(What is needed)
From the records that follow, copy every line that contains the word "reference".

(Records for processing)
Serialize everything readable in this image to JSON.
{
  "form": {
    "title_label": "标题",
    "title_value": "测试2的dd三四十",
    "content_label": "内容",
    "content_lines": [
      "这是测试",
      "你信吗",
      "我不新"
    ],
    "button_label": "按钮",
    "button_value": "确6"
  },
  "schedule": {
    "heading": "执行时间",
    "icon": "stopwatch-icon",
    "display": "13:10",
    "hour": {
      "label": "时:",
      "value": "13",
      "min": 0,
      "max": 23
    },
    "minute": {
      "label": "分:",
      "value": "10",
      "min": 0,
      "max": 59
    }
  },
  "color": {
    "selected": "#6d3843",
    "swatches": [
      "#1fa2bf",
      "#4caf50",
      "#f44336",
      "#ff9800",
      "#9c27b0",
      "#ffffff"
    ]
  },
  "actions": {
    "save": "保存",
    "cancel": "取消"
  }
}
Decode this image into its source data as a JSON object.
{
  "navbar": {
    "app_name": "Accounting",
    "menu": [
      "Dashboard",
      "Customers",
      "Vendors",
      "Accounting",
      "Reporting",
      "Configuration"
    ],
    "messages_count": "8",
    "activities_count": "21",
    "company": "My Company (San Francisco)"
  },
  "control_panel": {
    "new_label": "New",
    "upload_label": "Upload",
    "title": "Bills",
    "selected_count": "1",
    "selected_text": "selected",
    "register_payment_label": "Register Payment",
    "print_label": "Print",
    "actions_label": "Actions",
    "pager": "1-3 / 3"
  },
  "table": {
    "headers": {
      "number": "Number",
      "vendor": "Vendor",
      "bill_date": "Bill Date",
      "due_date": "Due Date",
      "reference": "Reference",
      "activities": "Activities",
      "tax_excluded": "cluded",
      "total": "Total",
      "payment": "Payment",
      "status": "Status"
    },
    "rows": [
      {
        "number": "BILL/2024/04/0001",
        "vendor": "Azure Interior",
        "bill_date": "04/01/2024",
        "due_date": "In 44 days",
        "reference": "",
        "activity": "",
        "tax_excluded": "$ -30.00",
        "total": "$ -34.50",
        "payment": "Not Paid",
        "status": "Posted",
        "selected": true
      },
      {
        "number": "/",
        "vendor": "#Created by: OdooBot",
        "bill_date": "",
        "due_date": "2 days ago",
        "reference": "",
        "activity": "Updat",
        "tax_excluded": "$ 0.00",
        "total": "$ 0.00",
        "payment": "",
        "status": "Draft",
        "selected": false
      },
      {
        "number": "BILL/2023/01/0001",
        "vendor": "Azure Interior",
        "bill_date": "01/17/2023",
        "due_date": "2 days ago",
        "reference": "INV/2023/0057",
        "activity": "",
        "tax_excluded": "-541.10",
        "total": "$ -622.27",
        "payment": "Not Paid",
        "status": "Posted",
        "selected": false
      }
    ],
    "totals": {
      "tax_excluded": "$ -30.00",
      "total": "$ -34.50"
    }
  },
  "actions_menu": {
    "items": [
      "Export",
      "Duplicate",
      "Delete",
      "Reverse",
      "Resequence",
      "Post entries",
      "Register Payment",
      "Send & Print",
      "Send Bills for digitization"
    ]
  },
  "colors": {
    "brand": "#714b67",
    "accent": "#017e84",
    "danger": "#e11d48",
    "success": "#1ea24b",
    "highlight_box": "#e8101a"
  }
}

(Answer section)
      "reference": "Reference",
        "reference": "",
        "reference": "",
        "reference": "INV/2023/0057",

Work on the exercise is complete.